Pre-shipment inspection, also spelled Final random inspection or PSI, is a part of supply chain management and an important quality control method for checking the quality of goods clients buy from suppliers.
PSI ensures that production complies with specifications of the buyer and/or the terms of a purchase order or letter of credit. A final random inspection (FRI), checks finished products when an order has been 100% produced and at least 80% of export-packed. Samples are selected at random, according to standards and procedures.
Advantages of Final Random Inspection
There are lots of benefits to a PSI/FRI, but most people agree that guaranteeing the quality of goods produced overseas, at the place where they were manufactured, is its final solution?
This quality control procedure also saves a fair bit of time. Once the goods are in the country of destination, correcting faults becomes costly and requires additional shipping and time delays. Identifying any faults and errors in the batch before you ship will be more easier for suppliers to rectify any issues
Pre-shipment inspection can diminish risks inherent to Internet commerce like phishing and fraud.
Whether you use in-house staff or a third-party quality control agency, there is a single standard for sampling procedures and acceptance criteria that the majority of PSI inspectors follow.
The so-called AQL Table is widely used for consumer goods Pre-Shipment Inspections in Asia and throughout the world. This clever model uses statistical number crunching to define the highest acceptable number of defects in a batch (i.e. how many faults a buyer can tolerate) before it is rejected.
The AQL varies between industries, so it always provides a balanced, unbiased view. You can further tailor it to your needs based on your quality expectations.
Inspectors won’t test every item individually. Instead, they’ll use sampling plans (cf. ISO 2859 or ANSI/ASQ Z1.4-2008) to determine how many samples they need to pick randomly to get an accurate overview of the quality of the whole shipment. This means savings in time and money for you — particularly useful if your inspection date is close to shipping.
The general inspection level III is the most extensive check and samples a larger portion of the shipment compared to a general inspection Level I test at the lower end of the scale. Choosing your AQL general inspection level will depend on the quality risk you are facing and the type of products you are checking. For general consumer goods, we recommend at least a general inspection level II, while automotive or medical products should be tested at the general inspection level III.

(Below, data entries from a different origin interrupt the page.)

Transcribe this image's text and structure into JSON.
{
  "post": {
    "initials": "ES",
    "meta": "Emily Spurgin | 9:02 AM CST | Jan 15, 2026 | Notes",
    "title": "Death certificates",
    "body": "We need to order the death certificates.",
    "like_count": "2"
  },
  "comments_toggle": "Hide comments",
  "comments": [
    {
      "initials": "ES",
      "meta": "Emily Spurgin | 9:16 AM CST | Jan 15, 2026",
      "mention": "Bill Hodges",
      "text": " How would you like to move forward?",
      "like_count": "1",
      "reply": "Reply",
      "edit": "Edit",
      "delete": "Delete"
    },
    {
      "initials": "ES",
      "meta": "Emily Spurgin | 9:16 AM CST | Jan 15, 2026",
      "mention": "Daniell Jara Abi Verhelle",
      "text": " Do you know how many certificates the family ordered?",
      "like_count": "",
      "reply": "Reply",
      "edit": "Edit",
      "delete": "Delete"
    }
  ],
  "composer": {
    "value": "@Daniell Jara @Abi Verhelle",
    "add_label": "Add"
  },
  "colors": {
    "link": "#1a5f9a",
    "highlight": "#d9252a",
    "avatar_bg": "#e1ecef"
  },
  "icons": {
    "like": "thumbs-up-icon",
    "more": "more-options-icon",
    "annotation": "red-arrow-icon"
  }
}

Depending on the needs of the importer, sampling during the pre-shipment inspection can be used to verify different measures of quality. One of the most commonly used within the consumer goods sourcing industry is to classify the defects as either: critical, major or minor and define an acceptance quality limit (AQL) for each one of them, then AQL Table will be completed in final inspection report.